“Every employer makes its own decision as to economically what it can afford under the circumstances,” said Howard Shapiro, an employment attorney and head of law firm Proskauer’s New Orleans office, who lived through Hurricane Katrina in 2005. “Generally if you are unable to open you do not have an obligation to pay people who are not working.”
Natural disasters can boost local and state unemployment rolls, as it did in Louisiana and Mississippi after Katrina. In the two months following Hurricane Katrina, nonfarm employment in Louisiana fell by 241,000, a decline of 12 percent, and the New Orleans area saw a drop of 35 percent. In Mississippi, the hard-hit Gulfport-Biloxi metro area saw a loss of 18,000 jobs, or 15 percent.
Any increase right in unemployment filings could be bad news for states that face shortfalls in their jobless benefit funds.
“Our trust fund is insolvent. We’ve borrowed $670 million,” said Rebman, Missouri’s Labor Department director. “We’re going to be paying claims for unemployment because of the disasters, but we don’t have a projection on how much more we’re going to pay.”
Despite the funding problems, Rebman stressed that employees who lose their jobs as a result of any natural disaster should apply for unemployment benefits as soon as possible. The waiting period for checks is typically 14 to 21 days but funds related to a disaster can be expedited in 10 days or even less.

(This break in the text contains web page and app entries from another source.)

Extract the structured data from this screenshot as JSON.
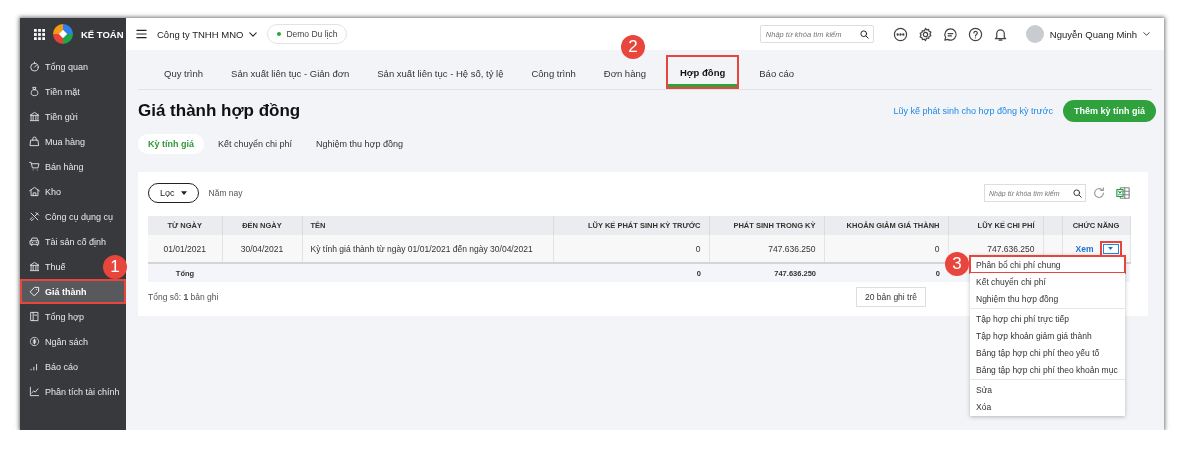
{
  "app": {
    "logo_text": "KẾ TOÁN"
  },
  "sidebar": {
    "items": [
      {
        "label": "Tổng quan",
        "selected": false,
        "highlighted": false
      },
      {
        "label": "Tiền mặt",
        "selected": false,
        "highlighted": false
      },
      {
        "label": "Tiền gửi",
        "selected": false,
        "highlighted": false
      },
      {
        "label": "Mua hàng",
        "selected": false,
        "highlighted": false
      },
      {
        "label": "Bán hàng",
        "selected": false,
        "highlighted": false
      },
      {
        "label": "Kho",
        "selected": false,
        "highlighted": false
      },
      {
        "label": "Công cụ dụng cụ",
        "selected": false,
        "highlighted": false
      },
      {
        "label": "Tài sản cố định",
        "selected": false,
        "highlighted": false
      },
      {
        "label": "Thuế",
        "selected": false,
        "highlighted": false
      },
      {
        "label": "Giá thành",
        "selected": true,
        "highlighted": true
      },
      {
        "label": "Tổng hợp",
        "selected": false,
        "highlighted": false
      },
      {
        "label": "Ngân sách",
        "selected": false,
        "highlighted": false
      },
      {
        "label": "Báo cáo",
        "selected": false,
        "highlighted": false
      },
      {
        "label": "Phân tích tài chính",
        "selected": false,
        "highlighted": false
      }
    ]
  },
  "topbar": {
    "company": "Công ty TNHH MNO",
    "database": "Demo Du lịch",
    "search": {
      "placeholder": "Nhập từ khóa tìm kiếm"
    },
    "user": "Nguyễn Quang Minh"
  },
  "tabs": [
    {
      "label": "Quy trình",
      "selected": false,
      "highlighted": false
    },
    {
      "label": "Sản xuất liên tục - Giản đơn",
      "selected": false,
      "highlighted": false
    },
    {
      "label": "Sản xuất liên tục - Hệ số, tỷ lệ",
      "selected": false,
      "highlighted": false
    },
    {
      "label": "Công trình",
      "selected": false,
      "highlighted": false
    },
    {
      "label": "Đơn hàng",
      "selected": false,
      "highlighted": false
    },
    {
      "label": "Hợp đồng",
      "selected": true,
      "highlighted": true
    },
    {
      "label": "Báo cáo",
      "selected": false,
      "highlighted": false
    }
  ],
  "page": {
    "title": "Giá thành hợp đồng",
    "link": "Lũy kế phát sinh cho hợp đồng kỳ trước",
    "primary_button": "Thêm kỳ tính giá"
  },
  "subtabs": [
    {
      "label": "Kỳ tính giá",
      "selected": true
    },
    {
      "label": "Kết chuyển chi phí",
      "selected": false
    },
    {
      "label": "Nghiệm thu hợp đồng",
      "selected": false
    }
  ],
  "filter": {
    "button": "Lọc",
    "period": "Năm nay"
  },
  "table_search": {
    "placeholder": "Nhập từ khóa tìm kiếm"
  },
  "table": {
    "columns": [
      "TỪ NGÀY",
      "ĐẾN NGÀY",
      "TÊN",
      "LŨY KẾ PHÁT SINH KỲ TRƯỚC",
      "PHÁT SINH TRONG KỲ",
      "KHOẢN GIẢM GIÁ THÀNH",
      "LŨY KẾ CHI PHÍ",
      "CHỨC NĂNG"
    ],
    "rows": [
      {
        "cells": [
          "01/01/2021",
          "30/04/2021",
          "Kỳ tính giá thành từ ngày 01/01/2021 đến ngày 30/04/2021",
          "0",
          "747.636.250",
          "0",
          "747.636.250"
        ],
        "action": "Xem",
        "menu_button_highlighted": true
      }
    ],
    "total": {
      "label": "Tổng",
      "cells": [
        "0",
        "747.636.250",
        "0"
      ]
    }
  },
  "footer": {
    "count": "Tổng số: **1** bản ghi",
    "page_size": "20 bản ghi trê"
  },
  "menu": {
    "groups": [
      [
        {
          "label": "Phân bổ chi phí chung",
          "highlighted": true
        },
        {
          "label": "Kết chuyển chi phí",
          "highlighted": false
        },
        {
          "label": "Nghiệm thu hợp đồng",
          "highlighted": false
        }
      ],
      [
        {
          "label": "Tập hợp chi phí trực tiếp",
          "highlighted": false
        },
        {
          "label": "Tập hợp khoản giảm giá thành",
          "highlighted": false
        },
        {
          "label": "Bảng tập hợp chi phí theo yếu tố",
          "highlighted": false
        },
        {
          "label": "Bảng tập hợp chi phí theo khoản mục",
          "highlighted": false
        }
      ],
      [
        {
          "label": "Sửa",
          "highlighted": false
        },
        {
          "label": "Xóa",
          "highlighted": false
        }
      ]
    ]
  },
  "callouts": [
    {
      "label": "1"
    },
    {
      "label": "2"
    },
    {
      "label": "3"
    }
  ]
}
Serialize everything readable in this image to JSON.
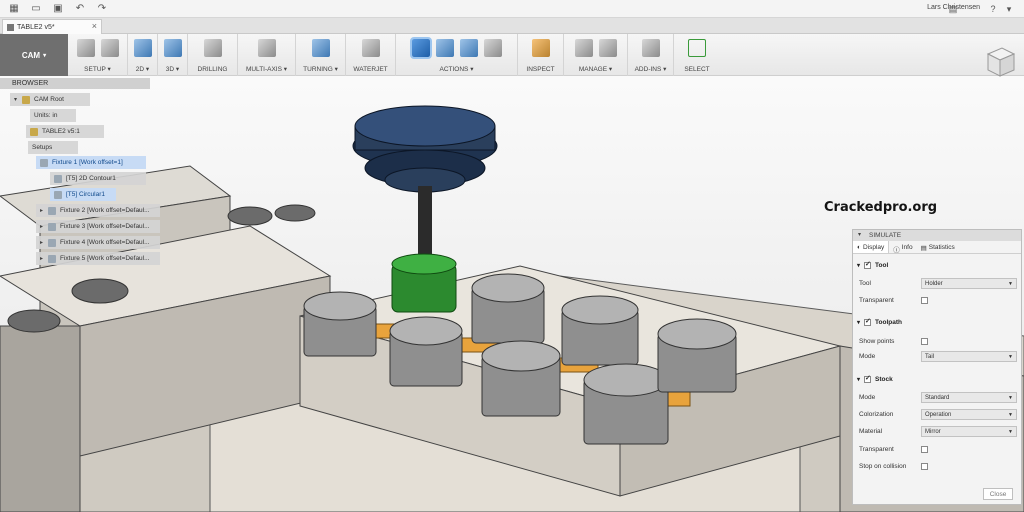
{
  "app": {
    "user": "Lars Christensen",
    "doc_tab": "TABLE2 v5*"
  },
  "ribbon": {
    "workspace": "CAM",
    "groups": [
      "SETUP",
      "2D",
      "3D",
      "DRILLING",
      "MULTI-AXIS",
      "TURNING",
      "WATERJET",
      "ACTIONS",
      "INSPECT",
      "MANAGE",
      "ADD-INS",
      "SELECT"
    ]
  },
  "browser": {
    "title": "BROWSER",
    "items": [
      {
        "label": "CAM Root"
      },
      {
        "label": "Units: in"
      },
      {
        "label": "TABLE2 v5:1"
      },
      {
        "label": "Setups"
      },
      {
        "label": "Fixture 1 [Work offset=1]"
      },
      {
        "label": "[T5] 2D Contour1"
      },
      {
        "label": "[T5] Circular1"
      },
      {
        "label": "Fixture 2 [Work offset=Defaul..."
      },
      {
        "label": "Fixture 3 [Work offset=Defaul..."
      },
      {
        "label": "Fixture 4 [Work offset=Defaul..."
      },
      {
        "label": "Fixture 5 [Work offset=Defaul..."
      }
    ]
  },
  "watermark": "Crackedpro.org",
  "simulate": {
    "title": "SIMULATE",
    "tabs": [
      "Display",
      "Info",
      "Statistics"
    ],
    "tool_section": "Tool",
    "tool_label": "Tool",
    "tool_value": "Holder",
    "tool_transparent": "Transparent",
    "toolpath_section": "Toolpath",
    "show_points": "Show points",
    "mode_label": "Mode",
    "toolpath_mode": "Tail",
    "stock_section": "Stock",
    "stock_mode_label": "Mode",
    "stock_mode": "Standard",
    "colorization_label": "Colorization",
    "colorization": "Operation",
    "material_label": "Material",
    "material": "Mirror",
    "stock_transparent": "Transparent",
    "stop_on_collision": "Stop on collision",
    "close": "Close"
  },
  "colors": {
    "ribbon_cam_bg": "#6f6f6f",
    "selection": "#c7dbf5",
    "spindle": "#2a3f5c",
    "tool_green": "#2c8a2f",
    "clamp_orange": "#e8a33c"
  }
}
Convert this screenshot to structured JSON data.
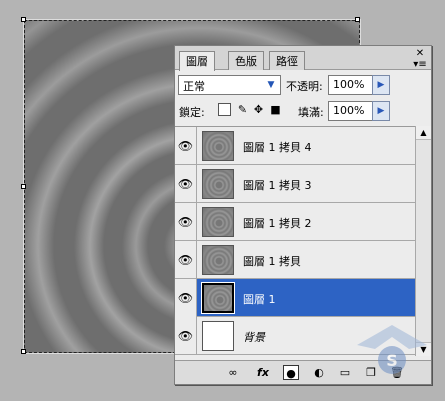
{
  "panel": {
    "tabs": [
      {
        "label": "圖層",
        "active": true
      },
      {
        "label": "色版",
        "active": false
      },
      {
        "label": "路徑",
        "active": false
      }
    ],
    "menu_icon": "panel-menu-icon",
    "blend_mode": "正常",
    "opacity_label": "不透明:",
    "opacity_value": "100%",
    "lock_label": "鎖定:",
    "fill_label": "填滿:",
    "fill_value": "100%",
    "layers": [
      {
        "name": "圖層 1 拷貝 4",
        "visible": true,
        "selected": false
      },
      {
        "name": "圖層 1 拷貝 3",
        "visible": true,
        "selected": false
      },
      {
        "name": "圖層 1 拷貝 2",
        "visible": true,
        "selected": false
      },
      {
        "name": "圖層 1 拷貝",
        "visible": true,
        "selected": false
      },
      {
        "name": "圖層 1",
        "visible": true,
        "selected": true
      },
      {
        "name": "背景",
        "visible": true,
        "selected": false
      }
    ],
    "bottom_icons": [
      "link-icon",
      "fx-icon",
      "mask-icon",
      "adjustment-icon",
      "folder-icon",
      "new-layer-icon",
      "trash-icon"
    ]
  },
  "colors": {
    "selection": "#2d63c4",
    "canvas_gray": "#6e6e6e"
  }
}
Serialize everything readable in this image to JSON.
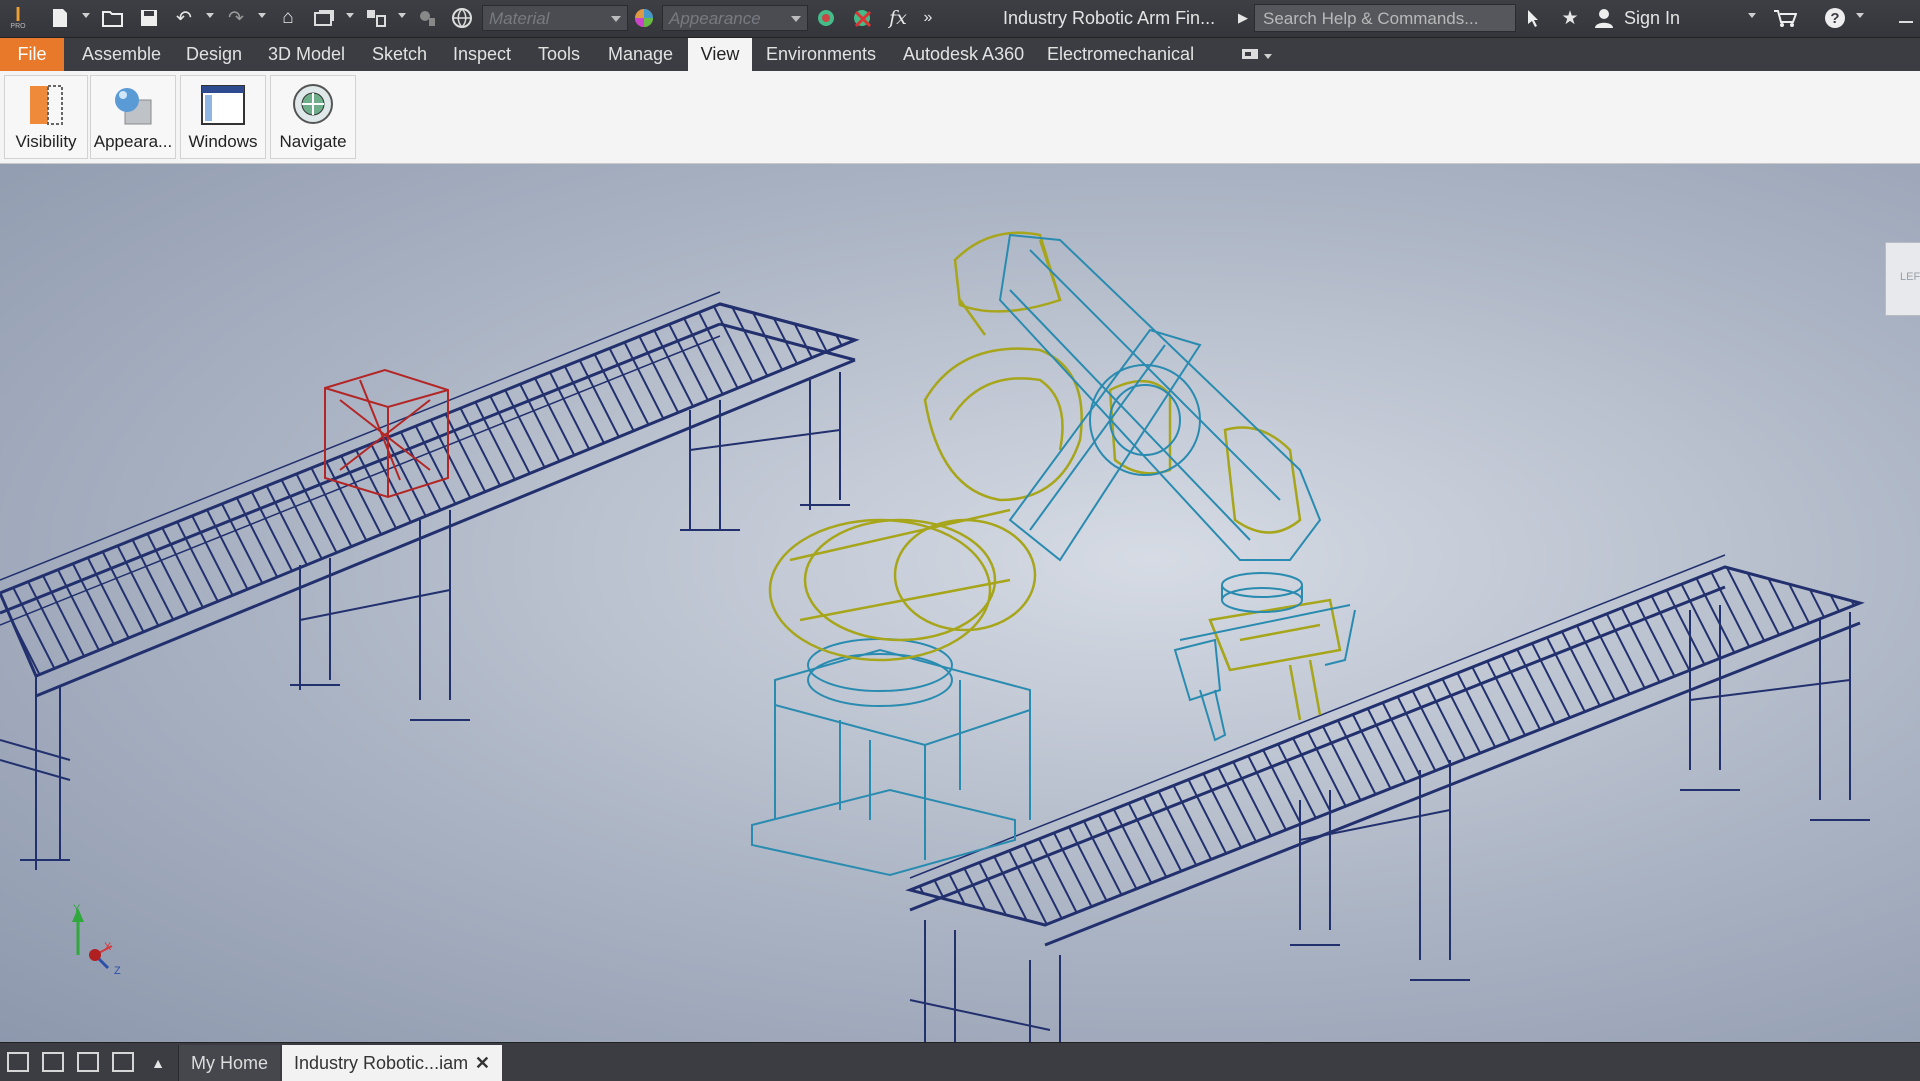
{
  "app": {
    "title": "Industry Robotic Arm Fin...",
    "search_placeholder": "Search Help & Commands...",
    "sign_in": "Sign In",
    "pro_badge": "PRO"
  },
  "qat": {
    "material_placeholder": "Material",
    "appearance_placeholder": "Appearance",
    "fx_label": "fx"
  },
  "tabs": [
    {
      "label": "File"
    },
    {
      "label": "Assemble"
    },
    {
      "label": "Design"
    },
    {
      "label": "3D Model"
    },
    {
      "label": "Sketch"
    },
    {
      "label": "Inspect"
    },
    {
      "label": "Tools"
    },
    {
      "label": "Manage"
    },
    {
      "label": "View",
      "active": true
    },
    {
      "label": "Environments"
    },
    {
      "label": "Autodesk A360"
    },
    {
      "label": "Electromechanical"
    }
  ],
  "ribbon": {
    "buttons": [
      {
        "label": "Visibility",
        "icon": "visibility-icon"
      },
      {
        "label": "Appeara...",
        "icon": "appearance-icon"
      },
      {
        "label": "Windows",
        "icon": "windows-icon"
      },
      {
        "label": "Navigate",
        "icon": "navigate-icon"
      }
    ]
  },
  "viewport": {
    "axis_labels": {
      "x": "X",
      "y": "Y",
      "z": "Z"
    },
    "viewcube_label": "LEFT"
  },
  "statusbar": {
    "home_tab": "My Home",
    "doc_tab": "Industry Robotic...iam",
    "close": "✕"
  },
  "colors": {
    "conveyor": "#22306e",
    "robot_yellow": "#a7a51a",
    "robot_cyan": "#2a8bb0",
    "box_red": "#b32626",
    "file_tab": "#e8782a"
  }
}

Fedearl Disaster Unemployment Assistance is available if the president has declared a major disaster. Unlike regular unemployment, self-employed individuals could be eligible for DUA. The assistance may be available if residents lived, worked or were scheduled to work in the disaster area at the time of the event occurred and meet one of the following criteria:
- no longer has a job or a place to work
- cannot reach the place of work
- cannot work due to damage to the place of work
- cannot work because of an injury caused by the disaster.
"An individual who becomes the head of household and is seeking work because the former head of household died as a result of the disaster may also qualify for DUA benefits,” according to the Department of Labor.
Keith O’Neal, who is coordinating the relief effort at Joplin Family Worship Center, said he’s worried about people who may end up without work even for a few days because many residents don’t have cash reserves and have to depend on family and friends. But for now, he added, few are thinking about jobs or money.
“People are in survival and preservation mode,” he said. “They aren’t worried about tomorrow.”